Nope! Y'all, I feel as if 8 good years have elapsed between 6am this morning and now, 8:50pm. Multiple meals prepped and eaten, drop-offs, pick-ups, one Meeting for Worship, thank you notes, thirty cups of chopped roast turkey, one blackberry pie, a walk with Percy, a play date, emails, organizing, hating fruit flies, a random downpour, laundry. It's all good but g-damn am I gonna be tired come Thursday night.
There are but one and a half days of school left, and it is my absolute pleasure and honor to again be catering the faculty and staff appreciation luncheon. That said, the days just prior are utter mayhem, and I'm saying that as a seriously organized gal.
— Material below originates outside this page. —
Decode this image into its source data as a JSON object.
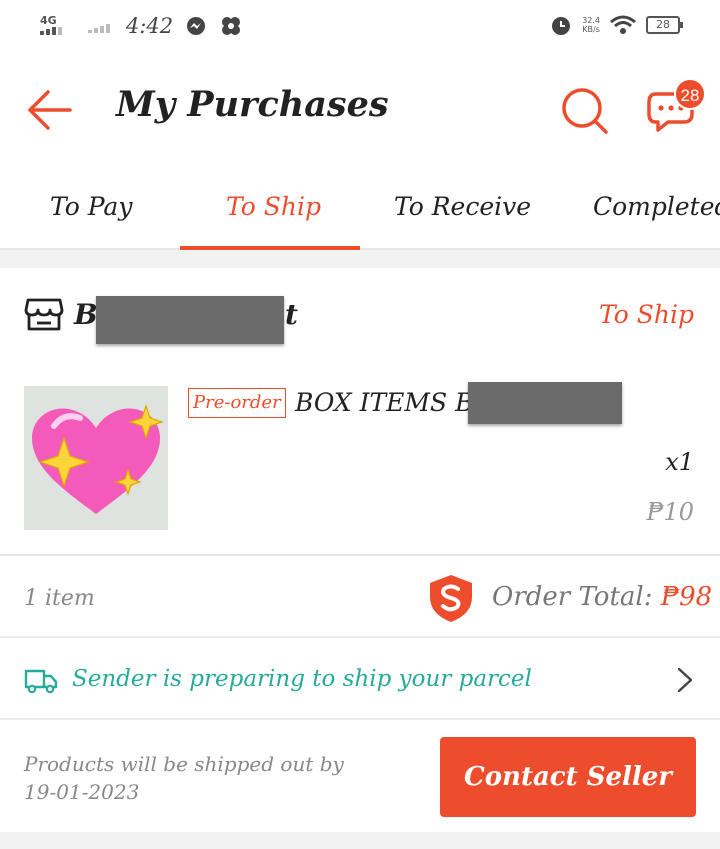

I just keep going, one task after another crossed off the list, feeling insanely grateful for good babysitters and friends who offer to store vats of stuff in their fridges because mine is at Code Red capacity. This year I'll be serving Louisiana Red Beans & Rice; Curried Turkey Salad with Cherries and Cashews; Herbed Tomato Tarts; Quinoa, Apricot, Pistachio Salad with Lime-Mirin Vinaigrette; Moroccan Carrot and Raisin Salad; Watermelon Feta Salad with Serrano Vinaigrette; and Strawberry Cake. Bellissima, yes?
Jack is still awake, Tom is not home, the oven vent is still whirring (I hate that noise!) and I have miles to go. Yet as always, because it's imperative, I braked (and breaked) for a good dinner. Tonight: roasted asparagus with oil, salt and lemon; and grilled chicken with a new spread I simply MUST tell you about. It's very basic and inspired by an absolutely scrumptious crostini recipe (thyme pesto with preserved lemon crème fraîche) written by another Emily on Food52. It's outstandingly good.
Anyway, tonight I blended some Greek yogurt with some feta, preserved lemon, thyme, a drop of milk and some salt, marinated some fresh chicken in it (but saved some for after-grill topping) and then grilled the chx. This went swimmingly with the asparagus AND I will surely make this marinade/dip again.
⅓ cup crumbled, good quality Feta ⅓ cup Greek-style yogurt 1 tablespoon milk generous 1 tablespoon chopped preserved lemon 1 tablespoon chopped fresh thyme leaves salt
Put everything into a small food processor (or use an immersion blender) and blend until chunkily combined. Voila.
So that was awesome. And alongside I enjoyed a glass of Ribera del Duero which is A) most always a great bang for the buck, and B) super-deserved tonight.
Last night's pizza: solid (though don't buy Whole Foods' crusts; DCers should go to Vace or make your own; elsewhere, find a good source or make your own.) Though this was lovely, looking at this picture reminds me that ciliegine (the cherry-sized balls of mozzarella), even when the only mozz in your fridge and thus useful/easy, do not make the best mozz for pizza. Look below and know why.
Having enjoyed asparagus tonight and beets over the weekend, I feel obliged to have a conversation with you about foods with benign but somewhat adverse effects on your body lest you otherwise worry.
1) Asparagus: If you notice a wretched smell in your urine shortly after eating asparagus, you are not alone. In fact, this aftermath was recorded as early as 1702 and is now thought to be the result of the compounds in asparagus that yield ammonia and/or sulfurous products when metabolized. It seems that the difference in experience is less how we metabolize asparagus and more how our differing olfactory genes lead us to detect, or not, the smelly byproducts that pass through our urine. If you've never eaten asparagus you should so so immediately but don't fret if your pee smells afterwards.
2) Beets: Though I did not like beets as a child, I love them now. They are sweet, crunchy (when not overcooked), versatile and lovely. All that said, if you eat a hefty serving of red beets, you should expect that your pee will be magenta for 1-10 goings afterwards and/or your stool will have a decidedly magenta hue. This can be alarming. Are you bleeding internally? Why do beets take so long to pass? If said coloration follows shortly after ingesting beets, don't worry. This is eerie but normal. Do check with a doctor if things don't return to normal after a few days.
3) Sunchokes: AKA Jerusalm Artichokes, AKA Fartichokes. Enough said. Sunchokes are not a member of the artichoke family, but rather the tuber (or root) of the sunflower plant. They can be roasted, mashed, sliced and fried, pureed into soup...I adore the nutty earthiness of sunchokes but they store their produced carbohydrates as inulin rather than starch (like most tubers do). What does this mean for you? Well, our guts can't break down inulin but inulin can be broken down by bacteria in the colon. This results in gas, and let me tell you, it can be intense, painful and seemingly endless. Like labor pains, until you forget about this gaseous side effect, you may swear off more chokes; you will, then, forget and eat more as soon as you can. Unless you are my friend, Laura, in NM, who hates sunchokes and swears they are nothing more than weeds.